═════ Provided data

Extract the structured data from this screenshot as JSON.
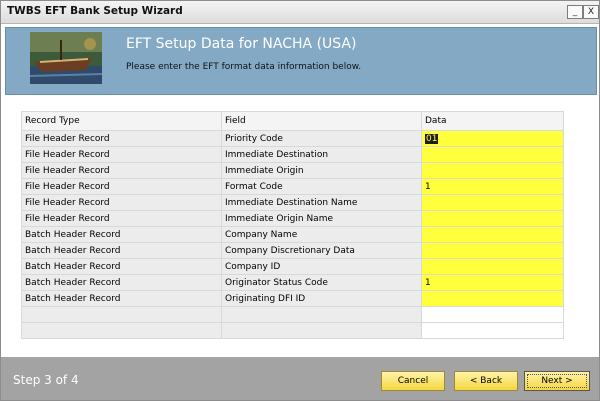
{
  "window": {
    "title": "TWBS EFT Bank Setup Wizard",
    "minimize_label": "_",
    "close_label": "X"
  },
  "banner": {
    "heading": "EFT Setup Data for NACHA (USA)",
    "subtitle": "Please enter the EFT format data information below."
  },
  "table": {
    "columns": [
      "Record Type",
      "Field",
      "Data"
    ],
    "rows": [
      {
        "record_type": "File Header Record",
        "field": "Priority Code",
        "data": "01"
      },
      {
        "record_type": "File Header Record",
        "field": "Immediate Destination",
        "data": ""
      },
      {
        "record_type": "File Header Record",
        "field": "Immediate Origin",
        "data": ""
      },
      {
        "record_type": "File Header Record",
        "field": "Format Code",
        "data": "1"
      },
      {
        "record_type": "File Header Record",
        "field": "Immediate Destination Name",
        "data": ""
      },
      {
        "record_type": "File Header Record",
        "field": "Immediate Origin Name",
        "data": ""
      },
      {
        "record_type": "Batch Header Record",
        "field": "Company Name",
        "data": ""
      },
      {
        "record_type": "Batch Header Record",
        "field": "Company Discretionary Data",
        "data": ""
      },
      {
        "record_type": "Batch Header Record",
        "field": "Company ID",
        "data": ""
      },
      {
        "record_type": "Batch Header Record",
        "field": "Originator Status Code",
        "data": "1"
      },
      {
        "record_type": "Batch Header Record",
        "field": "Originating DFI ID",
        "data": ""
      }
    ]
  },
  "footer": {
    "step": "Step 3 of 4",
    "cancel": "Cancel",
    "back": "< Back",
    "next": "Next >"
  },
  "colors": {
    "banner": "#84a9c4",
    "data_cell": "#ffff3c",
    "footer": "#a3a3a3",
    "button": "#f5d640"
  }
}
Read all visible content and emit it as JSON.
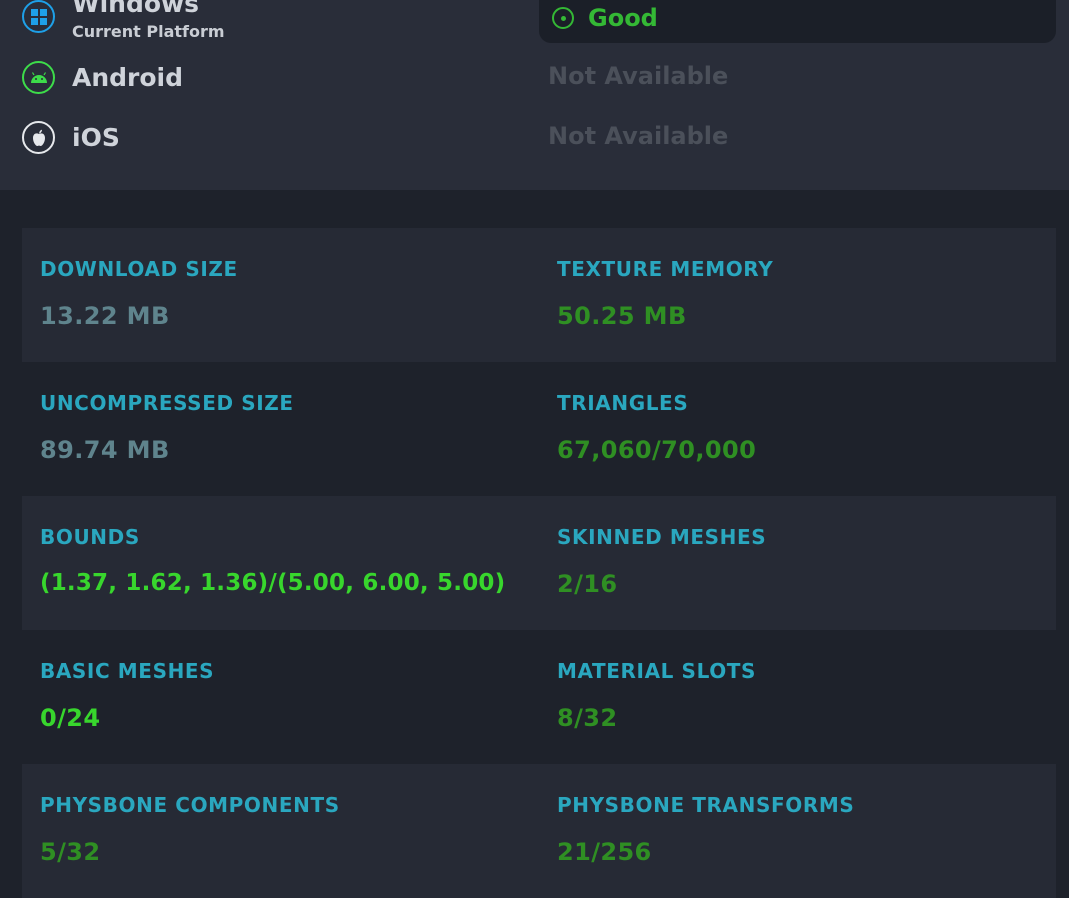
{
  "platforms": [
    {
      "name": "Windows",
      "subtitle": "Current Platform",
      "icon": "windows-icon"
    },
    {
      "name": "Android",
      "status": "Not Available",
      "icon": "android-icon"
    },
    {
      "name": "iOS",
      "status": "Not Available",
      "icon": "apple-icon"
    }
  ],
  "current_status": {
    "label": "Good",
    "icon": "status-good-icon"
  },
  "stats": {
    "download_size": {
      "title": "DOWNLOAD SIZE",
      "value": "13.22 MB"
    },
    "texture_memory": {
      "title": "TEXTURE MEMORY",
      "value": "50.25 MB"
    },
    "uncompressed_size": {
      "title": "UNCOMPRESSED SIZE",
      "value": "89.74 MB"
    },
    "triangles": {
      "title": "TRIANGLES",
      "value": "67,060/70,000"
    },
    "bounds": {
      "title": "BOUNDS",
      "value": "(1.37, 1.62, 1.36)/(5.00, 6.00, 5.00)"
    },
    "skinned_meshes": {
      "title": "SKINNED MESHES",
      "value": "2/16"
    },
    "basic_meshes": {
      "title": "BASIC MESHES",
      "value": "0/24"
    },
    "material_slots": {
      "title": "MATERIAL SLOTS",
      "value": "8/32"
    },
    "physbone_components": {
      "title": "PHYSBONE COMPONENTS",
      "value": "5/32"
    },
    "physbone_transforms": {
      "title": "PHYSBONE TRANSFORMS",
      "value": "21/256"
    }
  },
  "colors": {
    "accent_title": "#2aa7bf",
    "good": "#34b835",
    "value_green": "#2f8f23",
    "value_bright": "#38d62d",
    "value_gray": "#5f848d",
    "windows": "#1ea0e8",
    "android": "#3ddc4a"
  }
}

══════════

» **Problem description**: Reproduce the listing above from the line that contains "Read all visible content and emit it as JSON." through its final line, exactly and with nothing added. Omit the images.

» **Written reply**:
Read all visible content and emit it as JSON.
{
  "platforms": [
    {
      "name": "Windows",
      "subtitle": "Current Platform",
      "icon": "windows-icon"
    },
    {
      "name": "Android",
      "status": "Not Available",
      "icon": "android-icon"
    },
    {
      "name": "iOS",
      "status": "Not Available",
      "icon": "apple-icon"
    }
  ],
  "current_status": {
    "label": "Good",
    "icon": "status-good-icon"
  },
  "stats": {
    "download_size": {
      "title": "DOWNLOAD SIZE",
      "value": "13.22 MB"
    },
    "texture_memory": {
      "title": "TEXTURE MEMORY",
      "value": "50.25 MB"
    },
    "uncompressed_size": {
      "title": "UNCOMPRESSED SIZE",
      "value": "89.74 MB"
    },
    "triangles": {
      "title": "TRIANGLES",
      "value": "67,060/70,000"
    },
    "bounds": {
      "title": "BOUNDS",
      "value": "(1.37, 1.62, 1.36)/(5.00, 6.00, 5.00)"
    },
    "skinned_meshes": {
      "title": "SKINNED MESHES",
      "value": "2/16"
    },
    "basic_meshes": {
      "title": "BASIC MESHES",
      "value": "0/24"
    },
    "material_slots": {
      "title": "MATERIAL SLOTS",
      "value": "8/32"
    },
    "physbone_components": {
      "title": "PHYSBONE COMPONENTS",
      "value": "5/32"
    },
    "physbone_transforms": {
      "title": "PHYSBONE TRANSFORMS",
      "value": "21/256"
    }
  },
  "colors": {
    "accent_title": "#2aa7bf",
    "good": "#34b835",
    "value_green": "#2f8f23",
    "value_bright": "#38d62d",
    "value_gray": "#5f848d",
    "windows": "#1ea0e8",
    "android": "#3ddc4a"
  }
}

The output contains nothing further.